** Opening Material shown block **

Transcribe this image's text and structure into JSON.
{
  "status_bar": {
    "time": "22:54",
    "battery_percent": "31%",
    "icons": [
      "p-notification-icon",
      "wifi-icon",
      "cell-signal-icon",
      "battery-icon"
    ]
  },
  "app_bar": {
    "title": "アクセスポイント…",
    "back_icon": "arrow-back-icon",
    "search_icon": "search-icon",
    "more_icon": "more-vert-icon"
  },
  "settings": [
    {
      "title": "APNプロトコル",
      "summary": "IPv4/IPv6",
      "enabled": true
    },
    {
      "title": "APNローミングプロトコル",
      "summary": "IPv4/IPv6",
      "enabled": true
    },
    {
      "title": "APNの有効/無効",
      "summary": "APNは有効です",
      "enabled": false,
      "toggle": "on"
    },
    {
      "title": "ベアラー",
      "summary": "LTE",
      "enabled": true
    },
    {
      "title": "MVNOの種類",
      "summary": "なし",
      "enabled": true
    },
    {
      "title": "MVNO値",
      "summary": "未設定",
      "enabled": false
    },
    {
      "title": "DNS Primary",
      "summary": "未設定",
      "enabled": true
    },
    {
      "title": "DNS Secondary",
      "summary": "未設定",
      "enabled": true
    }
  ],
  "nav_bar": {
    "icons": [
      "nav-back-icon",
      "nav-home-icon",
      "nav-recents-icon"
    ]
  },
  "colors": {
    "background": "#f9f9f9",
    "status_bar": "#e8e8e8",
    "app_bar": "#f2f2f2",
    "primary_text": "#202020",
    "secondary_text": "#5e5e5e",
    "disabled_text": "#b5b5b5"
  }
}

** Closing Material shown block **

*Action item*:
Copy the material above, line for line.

*Solution to this problem*:
Transcribe this image's text and structure into JSON.
{
  "status_bar": {
    "time": "22:54",
    "battery_percent": "31%",
    "icons": [
      "p-notification-icon",
      "wifi-icon",
      "cell-signal-icon",
      "battery-icon"
    ]
  },
  "app_bar": {
    "title": "アクセスポイント…",
    "back_icon": "arrow-back-icon",
    "search_icon": "search-icon",
    "more_icon": "more-vert-icon"
  },
  "settings": [
    {
      "title": "APNプロトコル",
      "summary": "IPv4/IPv6",
      "enabled": true
    },
    {
      "title": "APNローミングプロトコル",
      "summary": "IPv4/IPv6",
      "enabled": true
    },
    {
      "title": "APNの有効/無効",
      "summary": "APNは有効です",
      "enabled": false,
      "toggle": "on"
    },
    {
      "title": "ベアラー",
      "summary": "LTE",
      "enabled": true
    },
    {
      "title": "MVNOの種類",
      "summary": "なし",
      "enabled": true
    },
    {
      "title": "MVNO値",
      "summary": "未設定",
      "enabled": false
    },
    {
      "title": "DNS Primary",
      "summary": "未設定",
      "enabled": true
    },
    {
      "title": "DNS Secondary",
      "summary": "未設定",
      "enabled": true
    }
  ],
  "nav_bar": {
    "icons": [
      "nav-back-icon",
      "nav-home-icon",
      "nav-recents-icon"
    ]
  },
  "colors": {
    "background": "#f9f9f9",
    "status_bar": "#e8e8e8",
    "app_bar": "#f2f2f2",
    "primary_text": "#202020",
    "secondary_text": "#5e5e5e",
    "disabled_text": "#b5b5b5"
  }
}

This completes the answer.